The last Obama-administration holdover, David Shulkin, will be replaced amid reports over misuse of taxpayer funds. Iraq war veteran and White House physician Ronny Jackson is now set to head the second-largest federal bureaucracy. He previously gave a glowing review of the president’s physical and mental health during a press conference in January. The outing continues an administration shake-up that’s included top advisors and the secretary of state. While campaigning Trump called the VA “corrupt” and promised to expand access to doctors for veterans.
The Presidential Daily Brief
China says Kim Jong Un not only made an appearance in Beijing, but he pledged to denuclearize and to attend a meeting with President Donald Trump. North Korean state media confirmed the visit, but not the promises. Kim, in his first known visit to another country since taking power in 2011, is thought to be strengthening relations with China ahead of planned meetings with South Korean and American leaders. Meanwhile, satellite images show a new nuclear reactor coming online in North Korea, though the country insists it’s merely for generating electricity.

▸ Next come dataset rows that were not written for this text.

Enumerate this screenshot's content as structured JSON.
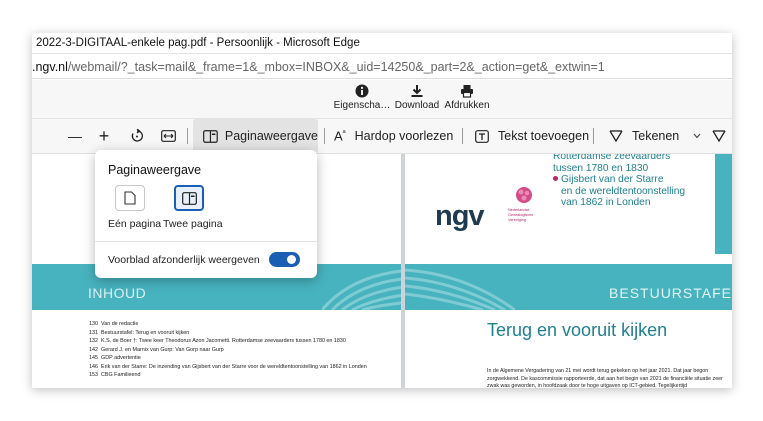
{
  "window": {
    "title": "2022-3-DIGITAAL-enkele pag.pdf - Persoonlijk - Microsoft Edge"
  },
  "address": {
    "host": ".ngv.nl",
    "path": "/webmail/?_task=mail&_frame=1&_mbox=INBOX&_uid=14250&_part=2&_action=get&_extwin=1"
  },
  "pdf_actions": {
    "properties": "Eigenscha…",
    "download": "Download",
    "print": "Afdrukken"
  },
  "viewer_toolbar": {
    "zoom_out": "—",
    "zoom_in": "+",
    "page_view": "Paginaweergave",
    "read_aloud": "Hardop voorlezen",
    "add_text": "Tekst toevoegen",
    "draw": "Tekenen"
  },
  "popup": {
    "title": "Paginaweergave",
    "single": "Eén pagina",
    "two": "Twee pagina",
    "cover_toggle": "Voorblad afzonderlijk weergeven",
    "cover_toggle_on": true
  },
  "document": {
    "left_section": "INHOUD",
    "right_section": "BESTUURSTAFE",
    "toc": [
      {
        "num": "130",
        "text": "Van de redactie"
      },
      {
        "num": "131",
        "text": "Bestuurstafel: Terug en vooruit kijken"
      },
      {
        "num": "132",
        "text": "K.S. de Boer †: Twee keer Theodorus Azon Jacometti. Rotterdamse zeevaarders tussen 1780 en 1830"
      },
      {
        "num": "142",
        "text": "Gerard J. en Marnix van Gurp: Van Gorp naar Gurp"
      },
      {
        "num": "145",
        "text": "GDP advertentie"
      },
      {
        "num": "146",
        "text": "Erik van der Starre: De inzending van Gijsbert van der Starre voor de wereldtentoonstelling van 1862 in Londen"
      },
      {
        "num": "153",
        "text": "CBG Familieend"
      }
    ],
    "ngv_items": [
      {
        "bullet": false,
        "text": "Rotterdamse zeevaarders"
      },
      {
        "bullet": false,
        "text": "tussen 1780 en 1830"
      },
      {
        "bullet": true,
        "text": "Gijsbert van der Starre"
      },
      {
        "bullet": false,
        "text": "en de wereldtentoonstelling"
      },
      {
        "bullet": false,
        "text": "van 1862 in Londen"
      }
    ],
    "ngv_logo": "ngv",
    "ngv_sub": [
      "Nederlandse",
      "Genealogische",
      "Vereniging"
    ],
    "heading": "Terug en vooruit kijken",
    "paragraph": "In de Algemene Vergadering van 21 mei wordt terug gekeken op het jaar 2021. Dat jaar begon zorgwekkend. De kascommissie rapporteerde, dat aan het begin van 2021 de financiële situatie zeer zwak was geworden, in hoofdzaak door te hoge uitgaven op ICT-gebied. Tegelijkertijd"
  },
  "colors": {
    "teal": "#47b3bf",
    "accent": "#1a5fb4",
    "heading": "#20808f"
  }
}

Louisiana officials say there will be no charges for the two white policemen who killed Sterling in 2016 — a shooting that sparked demonstrations throughout Baton Rouge at the time. The officers maintain that they believed Sterling, who was pinned down, was reaching for a handgun. Authorities are preparing for protests in response to the decision. Meanwhile, California’s attorney general says the state will investigate the death of Stephon Clark, who was gunned down in his grandmother’s backyard by police who say they mistook his cell phone for a gun.
It won’t add up. New York and California have filed separate suits, joined by at least 10 other states, to stop the Trump administration from including a question about citizenship on the 2020 census. They claim the effort, which the White House says will “protect voters,” is unconstitutional and will hamper an accurate count, arguing it will discourage participation from immigrants who fear the data may be used against them. Some note that the information is already being collected via the American Community Survey. Meanwhile, census preparations are already well behind schedule.
Here comes the sun. SoftBank CEO Masayoshi Son and Saudi Arabia’s crown prince have signed a $200 billion deal to create solar parks, which will generate 200 gigawatts of energy within the kingdom by 2030 — equal to 50 percent of all the solar power currently generated globally. That’ll allow Saudi Arabia, one of the sunniest countries in the world, to run more on renewables and export its oil to other nations. Son, meanwhile, has been an outspoken proponent of renewable energy options since the Fukushima nuclear disaster.
Though previous estimates of the jungle’s population in pre-Columbian times stood at about 2 million, new research suggests it was closer to 10 million. Challenging ideas of the rain forest as largely wilderness, archaeologists have found evidence that 1 million people could have lived in a series of interconnected fortified villages in Southern Amazonia. Using satellite imagery, scientists identified 24 potential ancient earthworks that were later confirmed by an expedition. They estimate the region holds about 1,300 geoglyphs and villages, two-thirds of which have yet to be explored.
He’s got some explaining to do. Following calls from both sides of the Atlantic to answer for the company’s failure to protect user data, Mark Zuckerberg will reportedly testify on Capitol Hill in the coming weeks, though he’s refused to appear before Britain’s Parliament. He’ll testify before the House Energy and Commerce Committee, and at least two Senate committees have requested his presence. While Facebook shares fell another 2.8 percent Tuesday, Zuckerberg’s compliance is being taken as a sign that the social network recognizes the gravity of the Cambridge Analytica scandal.
Not on their watch. Prague’s minority government is taking steps to restrain would-be separatists in the Central European country where euroskepticism has grown in recent years. Prime Minister Andrej Babiš, who’s flirted with building a coalition with the far-right in order to form a government, hopes to avoid a Brexit-style scenario via the National Referendum Act. The bill — which would require at least 850,000 signatures to call a referendum and support from more than 50 percent of eligible voters to approve it — now heads to Parliament.
Don’t call it a comeback. After a ban on the ubiquitous political graffiti found on Egyptian streets during 2011’s protests, some artists are creating again — but this time with government approval. The new art has also lost some bite: Often stripped of its previous political messaging, it instead focuses on more innocuous cultural and commercial subjects with only nods to nonpartisan social issues. Meanwhile, Egyptians are voting this week in a sparse contest that’s expected to award President Abdel-Fattah al-Sisi another term.
During his time at Michigan State University, Dr. Larry Nassar — who’s been accused of sexually abusing scores of female patients — was supervised by William Strampel, who once dismissed allegations against Nassar by saying, “Patients lie to get doctors in trouble.” But charges filed yesterday against Strampel aren’t just about what may have been going on under his nose: Strampel himself is accused of sexual harassment and sexual assault, and his computer reportedly contained a video of Nassar performing “treatment” on one of his patients. Bond has been set at $25,000.